Is it Worth it?

Not to beat up on my own industry, but training cannot address all performance problems. In fact, it cannot even address most performance problems. On average, most studies indicate that only 10 to 20 percent of employee performance problems can be addressed through training. That's because training can only address one component of the performance model: undeveloped competencies (i.e., knowledge and skills). There are many other components to consider in the performance model, such as organizational constraints, environmental constraints (equipment and facilities), employee motivation/attitudes and poor communication of job expectations. When looking at something for which companies spend over $300 billion annually in North America alone1, the 10 to 20 percent impact of training doesn't seem like much. But in today's ultra-competitive marketplace, can anyone afford to lose 10 to 20 percent productivity? How about 10 to 20 percent of satisfied customers?

Stepping back, it may be necessary for fleets to do a "needs analysis" and/or "gap analysis" to determine if a training solution would be effective. For smaller fleets, this can be a self-analysis that may require only a few good resource materials to perform properly. Larger fleets may want to hire a performance consultant. The process generally includes the following2:

  • Setting company goals and objectives (e.g., "increase on-time deliveries by 10 percent over the next six months");
  • Setting service department goals and objectives (e.g., "reduce the number of hard start/no start comebacks by 15 percent over the next six months");
  • Determining acceptable employee performance standards;
  • Measuring current performance against the standards;
  • Determining why current performance is not meeting the standard (filtering out factors that cannot be "trained away"—lack of equipment, substandard facilities, not enough staff, poor direction from supervisors, etc.);
  • Performing a "gap analysis" if the performance problem is at least partly due to substandard knowledge and skill levels; and
  • Recommending a plan to improve performance.

The gap analysis is can include surveys, observation and interviews with both the employee and supervisor. This can be an eye-opening experience. In general, you are seeking to answer the following questions:

  • Does the employee need this knowledge or skill to meet performance requirements?
  • Does the employee feel he or she has mastered the knowledge or skill?
  • Does the supervisor feel the employee has exhibited the knowledge or skill in the past?
  • Can training or coaching increase the knowledge or skill level?

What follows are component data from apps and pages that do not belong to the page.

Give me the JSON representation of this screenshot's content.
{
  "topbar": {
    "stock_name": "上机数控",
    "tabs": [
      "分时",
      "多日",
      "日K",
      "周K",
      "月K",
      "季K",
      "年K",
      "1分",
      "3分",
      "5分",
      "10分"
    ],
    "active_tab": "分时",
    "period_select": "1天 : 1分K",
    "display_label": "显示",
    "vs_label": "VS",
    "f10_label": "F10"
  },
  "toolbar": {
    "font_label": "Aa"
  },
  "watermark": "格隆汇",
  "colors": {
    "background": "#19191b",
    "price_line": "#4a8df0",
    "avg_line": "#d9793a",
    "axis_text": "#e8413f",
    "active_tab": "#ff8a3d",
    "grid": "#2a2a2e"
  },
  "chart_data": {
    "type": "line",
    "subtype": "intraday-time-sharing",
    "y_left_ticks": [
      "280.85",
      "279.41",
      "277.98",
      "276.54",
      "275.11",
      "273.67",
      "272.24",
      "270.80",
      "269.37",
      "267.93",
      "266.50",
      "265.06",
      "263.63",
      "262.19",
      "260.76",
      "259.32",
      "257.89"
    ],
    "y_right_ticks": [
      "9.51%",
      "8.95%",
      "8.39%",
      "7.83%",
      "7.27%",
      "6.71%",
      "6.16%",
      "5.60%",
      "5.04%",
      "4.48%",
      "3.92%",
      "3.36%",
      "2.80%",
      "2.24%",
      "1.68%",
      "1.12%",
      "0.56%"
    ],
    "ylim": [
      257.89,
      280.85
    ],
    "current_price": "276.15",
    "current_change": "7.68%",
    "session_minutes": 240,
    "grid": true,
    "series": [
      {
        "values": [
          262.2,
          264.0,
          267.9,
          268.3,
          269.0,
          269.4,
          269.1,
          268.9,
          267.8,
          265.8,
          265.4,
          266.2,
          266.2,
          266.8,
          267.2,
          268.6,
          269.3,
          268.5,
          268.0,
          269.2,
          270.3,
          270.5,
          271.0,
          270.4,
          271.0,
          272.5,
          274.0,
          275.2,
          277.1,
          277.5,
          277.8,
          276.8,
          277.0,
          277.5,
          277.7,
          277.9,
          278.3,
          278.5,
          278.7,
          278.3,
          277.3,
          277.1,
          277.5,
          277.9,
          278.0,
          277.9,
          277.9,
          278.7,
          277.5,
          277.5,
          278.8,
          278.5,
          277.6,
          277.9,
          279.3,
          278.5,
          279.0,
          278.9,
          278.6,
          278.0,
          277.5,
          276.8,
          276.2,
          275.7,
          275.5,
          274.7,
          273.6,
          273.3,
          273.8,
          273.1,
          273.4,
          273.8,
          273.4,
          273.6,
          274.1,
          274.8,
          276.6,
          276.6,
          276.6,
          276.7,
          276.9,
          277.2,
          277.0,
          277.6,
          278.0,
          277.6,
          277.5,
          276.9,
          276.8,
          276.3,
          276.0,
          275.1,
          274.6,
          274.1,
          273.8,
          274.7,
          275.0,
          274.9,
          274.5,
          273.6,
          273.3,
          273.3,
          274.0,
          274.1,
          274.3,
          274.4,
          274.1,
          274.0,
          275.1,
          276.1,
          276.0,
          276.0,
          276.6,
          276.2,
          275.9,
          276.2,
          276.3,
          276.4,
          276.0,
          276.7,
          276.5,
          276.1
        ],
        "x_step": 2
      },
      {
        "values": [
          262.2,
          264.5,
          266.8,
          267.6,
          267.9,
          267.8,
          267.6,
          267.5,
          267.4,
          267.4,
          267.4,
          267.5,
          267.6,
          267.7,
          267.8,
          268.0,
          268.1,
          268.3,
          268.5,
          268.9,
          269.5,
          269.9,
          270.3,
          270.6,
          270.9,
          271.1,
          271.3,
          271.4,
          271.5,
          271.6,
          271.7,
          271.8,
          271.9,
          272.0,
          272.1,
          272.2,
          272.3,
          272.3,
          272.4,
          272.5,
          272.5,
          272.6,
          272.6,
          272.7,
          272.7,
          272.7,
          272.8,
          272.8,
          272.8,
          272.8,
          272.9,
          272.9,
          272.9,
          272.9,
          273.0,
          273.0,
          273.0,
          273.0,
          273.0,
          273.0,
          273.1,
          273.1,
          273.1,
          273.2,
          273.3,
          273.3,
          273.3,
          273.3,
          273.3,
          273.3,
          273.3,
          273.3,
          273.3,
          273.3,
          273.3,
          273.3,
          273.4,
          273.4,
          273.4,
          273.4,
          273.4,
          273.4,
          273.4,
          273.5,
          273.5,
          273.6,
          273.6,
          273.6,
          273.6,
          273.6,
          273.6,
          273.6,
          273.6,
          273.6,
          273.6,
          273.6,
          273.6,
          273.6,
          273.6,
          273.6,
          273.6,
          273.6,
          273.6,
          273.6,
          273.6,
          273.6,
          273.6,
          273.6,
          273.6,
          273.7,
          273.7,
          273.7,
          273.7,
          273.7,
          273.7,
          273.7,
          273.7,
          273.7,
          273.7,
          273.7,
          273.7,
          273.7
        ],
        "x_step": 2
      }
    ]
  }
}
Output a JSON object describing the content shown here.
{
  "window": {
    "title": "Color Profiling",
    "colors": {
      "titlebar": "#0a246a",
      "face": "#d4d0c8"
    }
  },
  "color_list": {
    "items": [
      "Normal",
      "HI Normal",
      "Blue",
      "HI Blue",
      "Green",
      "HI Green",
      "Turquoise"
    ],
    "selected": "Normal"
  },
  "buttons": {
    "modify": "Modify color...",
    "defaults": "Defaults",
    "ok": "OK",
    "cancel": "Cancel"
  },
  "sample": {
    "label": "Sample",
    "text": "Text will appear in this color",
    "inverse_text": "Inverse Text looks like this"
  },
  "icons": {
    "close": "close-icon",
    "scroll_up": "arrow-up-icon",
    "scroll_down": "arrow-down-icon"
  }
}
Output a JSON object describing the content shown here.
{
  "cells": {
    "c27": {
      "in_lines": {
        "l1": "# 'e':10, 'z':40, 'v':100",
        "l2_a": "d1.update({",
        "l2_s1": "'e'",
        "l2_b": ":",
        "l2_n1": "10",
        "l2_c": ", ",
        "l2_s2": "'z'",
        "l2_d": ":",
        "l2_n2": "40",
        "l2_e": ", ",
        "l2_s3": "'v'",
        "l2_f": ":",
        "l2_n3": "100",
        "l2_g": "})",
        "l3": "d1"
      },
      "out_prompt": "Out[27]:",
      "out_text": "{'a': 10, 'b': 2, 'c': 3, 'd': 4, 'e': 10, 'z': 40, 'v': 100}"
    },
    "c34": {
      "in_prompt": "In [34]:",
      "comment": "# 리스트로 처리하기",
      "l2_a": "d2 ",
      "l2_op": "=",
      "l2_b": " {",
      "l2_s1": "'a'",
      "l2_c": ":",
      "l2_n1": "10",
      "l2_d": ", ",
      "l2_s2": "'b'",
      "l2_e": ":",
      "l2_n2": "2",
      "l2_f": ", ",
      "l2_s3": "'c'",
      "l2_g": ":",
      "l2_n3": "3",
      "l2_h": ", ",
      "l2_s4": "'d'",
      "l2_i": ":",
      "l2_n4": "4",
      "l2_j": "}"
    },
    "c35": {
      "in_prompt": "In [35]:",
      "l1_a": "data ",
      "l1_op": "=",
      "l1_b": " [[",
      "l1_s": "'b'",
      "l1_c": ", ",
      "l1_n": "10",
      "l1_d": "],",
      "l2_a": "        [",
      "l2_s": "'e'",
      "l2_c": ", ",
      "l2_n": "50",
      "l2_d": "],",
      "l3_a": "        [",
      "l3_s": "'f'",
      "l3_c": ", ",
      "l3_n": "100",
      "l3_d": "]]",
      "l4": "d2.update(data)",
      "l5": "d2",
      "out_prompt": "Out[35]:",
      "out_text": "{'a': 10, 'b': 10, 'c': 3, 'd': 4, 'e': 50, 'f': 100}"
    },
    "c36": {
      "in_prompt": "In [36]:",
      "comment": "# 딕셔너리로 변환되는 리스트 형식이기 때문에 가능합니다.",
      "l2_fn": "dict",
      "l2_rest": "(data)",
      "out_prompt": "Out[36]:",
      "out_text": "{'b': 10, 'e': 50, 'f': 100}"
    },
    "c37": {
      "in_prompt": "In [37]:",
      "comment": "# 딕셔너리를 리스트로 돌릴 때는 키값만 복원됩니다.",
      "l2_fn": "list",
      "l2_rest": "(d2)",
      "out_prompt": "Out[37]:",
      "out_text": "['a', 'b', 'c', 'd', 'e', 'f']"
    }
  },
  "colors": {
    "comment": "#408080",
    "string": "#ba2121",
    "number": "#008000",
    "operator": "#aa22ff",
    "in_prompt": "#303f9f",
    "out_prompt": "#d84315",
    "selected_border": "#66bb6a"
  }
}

You may find an expensive training solution is not required, or does not make sense from a Return-on-Investment standpoint. For minor gaps in procedural knowledge, for example, a simple job aid may suffice. If the problem only has a minor effect on short- and long-term profitability, and the cost of training exceeds the benefit, investigate other business solutions.

If training is determined to be required, the next step is to find a reputable company that specializes in training for that knowledge and skill area. In general, be wary of training delivered by component and tool manufacturers. An after-hours session by a manufacturer of injector cleaning kits, for example, may be inexpensive, but most training of this type winds up being 25 percent content and 75 percent sales pitch.

The performance problems approach to determining training needs is, of course, a reactive approach. Be aware that fleet operators must also take a proactive approach to training. Looking down the road at new products, new technology, new environmental regulations or even new processes/procedures may reveal training needs for getting to "where you want to be."

1 Source: Center for Effective Performance (Atlanta, GA).

2 Many thanks to the ATMC publication: Return on Instructional Investment—A Process for Measuring Effectiveness